The paper presents and analyzes the key legal and philosophical issues that came up in NFIB v. Sebelius. It discusses the individual mandate suggesting a legal and philosophical justification for it. It analyses the concept of interstate commerce and the interpretation of federalism as equilibrium of powers between the federal government and the states as a conception of the proper limits of the role of the state. It then presents the healthcare law as an evolution in the constitutional interpretation in the U.S. throughout constitutional history. The case contributes to the evolution of the horizontal and vertical equilibrium of powers within the United States constitutional framework. The horizontal constitutional equilibrium on the federal level moves in favor of the legislative branch.

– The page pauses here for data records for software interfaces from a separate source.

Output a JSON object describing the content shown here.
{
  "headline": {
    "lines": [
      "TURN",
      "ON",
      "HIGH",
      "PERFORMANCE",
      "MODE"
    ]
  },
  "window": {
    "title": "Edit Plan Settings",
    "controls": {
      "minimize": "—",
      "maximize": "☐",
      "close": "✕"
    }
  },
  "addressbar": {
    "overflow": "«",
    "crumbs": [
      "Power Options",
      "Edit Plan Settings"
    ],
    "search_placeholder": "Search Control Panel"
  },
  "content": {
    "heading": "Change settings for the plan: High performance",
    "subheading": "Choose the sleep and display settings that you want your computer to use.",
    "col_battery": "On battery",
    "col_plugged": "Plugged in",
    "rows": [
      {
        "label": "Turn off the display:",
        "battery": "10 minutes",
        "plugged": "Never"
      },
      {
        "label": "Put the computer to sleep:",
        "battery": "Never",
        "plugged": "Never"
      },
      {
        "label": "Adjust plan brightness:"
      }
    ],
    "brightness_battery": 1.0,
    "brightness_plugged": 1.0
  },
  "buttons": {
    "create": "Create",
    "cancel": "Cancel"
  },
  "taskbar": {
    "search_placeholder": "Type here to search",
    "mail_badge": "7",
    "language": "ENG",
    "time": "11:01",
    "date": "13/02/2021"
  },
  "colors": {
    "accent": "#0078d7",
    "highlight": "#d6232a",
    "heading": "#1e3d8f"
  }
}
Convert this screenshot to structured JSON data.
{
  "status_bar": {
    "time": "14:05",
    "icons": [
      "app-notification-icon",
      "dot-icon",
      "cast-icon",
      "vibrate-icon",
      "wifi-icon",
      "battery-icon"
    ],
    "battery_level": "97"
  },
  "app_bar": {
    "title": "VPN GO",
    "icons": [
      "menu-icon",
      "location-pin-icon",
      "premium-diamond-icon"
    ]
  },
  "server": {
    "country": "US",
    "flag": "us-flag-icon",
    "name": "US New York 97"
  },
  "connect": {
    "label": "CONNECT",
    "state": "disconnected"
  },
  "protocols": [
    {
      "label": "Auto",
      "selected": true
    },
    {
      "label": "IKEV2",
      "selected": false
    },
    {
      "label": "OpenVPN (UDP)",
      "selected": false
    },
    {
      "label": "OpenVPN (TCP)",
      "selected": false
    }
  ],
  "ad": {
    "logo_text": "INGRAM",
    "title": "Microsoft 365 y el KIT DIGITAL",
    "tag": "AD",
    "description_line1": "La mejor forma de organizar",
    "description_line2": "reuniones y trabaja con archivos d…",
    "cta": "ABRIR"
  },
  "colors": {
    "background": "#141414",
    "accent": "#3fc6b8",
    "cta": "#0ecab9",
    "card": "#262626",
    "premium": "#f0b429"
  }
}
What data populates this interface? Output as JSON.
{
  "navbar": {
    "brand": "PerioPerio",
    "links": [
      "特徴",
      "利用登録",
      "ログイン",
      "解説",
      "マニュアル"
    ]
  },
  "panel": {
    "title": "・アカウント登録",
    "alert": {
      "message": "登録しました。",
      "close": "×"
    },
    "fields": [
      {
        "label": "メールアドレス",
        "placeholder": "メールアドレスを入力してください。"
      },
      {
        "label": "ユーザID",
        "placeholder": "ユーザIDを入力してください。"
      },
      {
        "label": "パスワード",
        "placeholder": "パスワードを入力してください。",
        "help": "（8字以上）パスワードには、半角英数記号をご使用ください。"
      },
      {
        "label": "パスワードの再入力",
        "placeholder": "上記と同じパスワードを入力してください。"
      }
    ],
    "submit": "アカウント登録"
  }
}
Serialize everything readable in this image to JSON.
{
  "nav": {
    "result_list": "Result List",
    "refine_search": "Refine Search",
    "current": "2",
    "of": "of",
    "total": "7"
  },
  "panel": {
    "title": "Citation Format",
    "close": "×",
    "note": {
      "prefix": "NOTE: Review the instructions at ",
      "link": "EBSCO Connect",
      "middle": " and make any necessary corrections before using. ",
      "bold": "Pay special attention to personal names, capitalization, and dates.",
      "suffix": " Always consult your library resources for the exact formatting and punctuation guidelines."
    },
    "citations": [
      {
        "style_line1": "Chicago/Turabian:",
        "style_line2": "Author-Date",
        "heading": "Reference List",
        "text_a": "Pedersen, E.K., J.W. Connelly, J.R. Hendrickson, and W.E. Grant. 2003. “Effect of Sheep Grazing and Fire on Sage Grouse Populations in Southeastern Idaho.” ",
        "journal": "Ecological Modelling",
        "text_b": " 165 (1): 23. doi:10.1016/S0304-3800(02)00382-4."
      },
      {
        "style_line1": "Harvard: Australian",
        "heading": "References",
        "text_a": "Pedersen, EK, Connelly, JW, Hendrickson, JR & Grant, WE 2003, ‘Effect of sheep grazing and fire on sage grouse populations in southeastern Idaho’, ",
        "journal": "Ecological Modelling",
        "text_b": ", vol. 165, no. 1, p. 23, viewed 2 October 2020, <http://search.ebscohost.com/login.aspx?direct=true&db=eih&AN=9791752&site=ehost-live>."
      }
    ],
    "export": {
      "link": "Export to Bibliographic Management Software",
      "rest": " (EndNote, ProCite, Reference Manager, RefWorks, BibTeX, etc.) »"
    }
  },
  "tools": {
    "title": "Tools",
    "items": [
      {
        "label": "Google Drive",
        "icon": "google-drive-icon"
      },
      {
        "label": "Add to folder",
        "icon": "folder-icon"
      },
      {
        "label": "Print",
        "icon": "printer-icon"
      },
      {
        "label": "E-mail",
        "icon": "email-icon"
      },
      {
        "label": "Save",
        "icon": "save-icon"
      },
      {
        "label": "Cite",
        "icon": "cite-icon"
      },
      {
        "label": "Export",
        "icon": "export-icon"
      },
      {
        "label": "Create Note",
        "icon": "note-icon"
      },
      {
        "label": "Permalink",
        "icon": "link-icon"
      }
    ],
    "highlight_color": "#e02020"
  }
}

At the same time the case redefines the powers of the federal state in the vertical equilibrium of the division of powers between the federal government and the states. Throughout U.S. Constitutional history, the question of federalism has also been a question of the degree of accepting state intervention within civil society. In redefining this constitutional equilibrium among the horizontal and the vertical division of powers and by founding the individual mandate on the taxation powers of Congress, it remains consistent with a liberal conception of the role of the state, which does not engage in a wider redistributive policy. The philosophical foundation of the law on the basis of a free rider argument although bringing about some redistribution, remains within the limits of a conception of free market liberalism.
The 2011 legislative proposal by the French Government to criminalize the contestation of the denial of the Armenian Genocide, and its invalidation by the French Constitutional Council on rule of law grounds, without addressing seriously the free speech concerns underlying the case raised once more the question of the limits of protection of hate speech and of political tolerance in a democratic society. Is it legitimate for the state to intervene in order to protect its citizens from offensive speech or from the danger of arriving at erroneous opinions? Hate speech manifests itself today in various forms. European law is generally more restrictive of hate speech than U.S. law. The paper presents the different legal responses in Europe and the U.S.A. and evaluates them. Whereas most analysts take an “all or nothing” approach to these issues, considering that if hate speech is to be limited then this should concern all its manifestations, the analysis in the paper shows why we should distinguish between different types of hate speech for philosophical reasons grounded within liberalism. The paper proposes a philosophical justification in favor of punishing group defamation and against bans of political parties, and the criminalization of the contestation of historical facts.
Les Députés Pénalisent la Négation des Genocides, LE MONDE, 12.22.11. The legislation draft was considered contrary to the Constitution by the French Constitutional Council. However, the newly elect French President committed to bringing a new text before the Parliament which would pass the control of Constitutionality, see infra part II.C.
 See for example JEREMY WALDRON, THE HARM IN HATE SPEECH, 29 (2012), (considering holocaust denial together with group defamation and subversive advocacy as part of hate speech legitimately limited by a number of countries).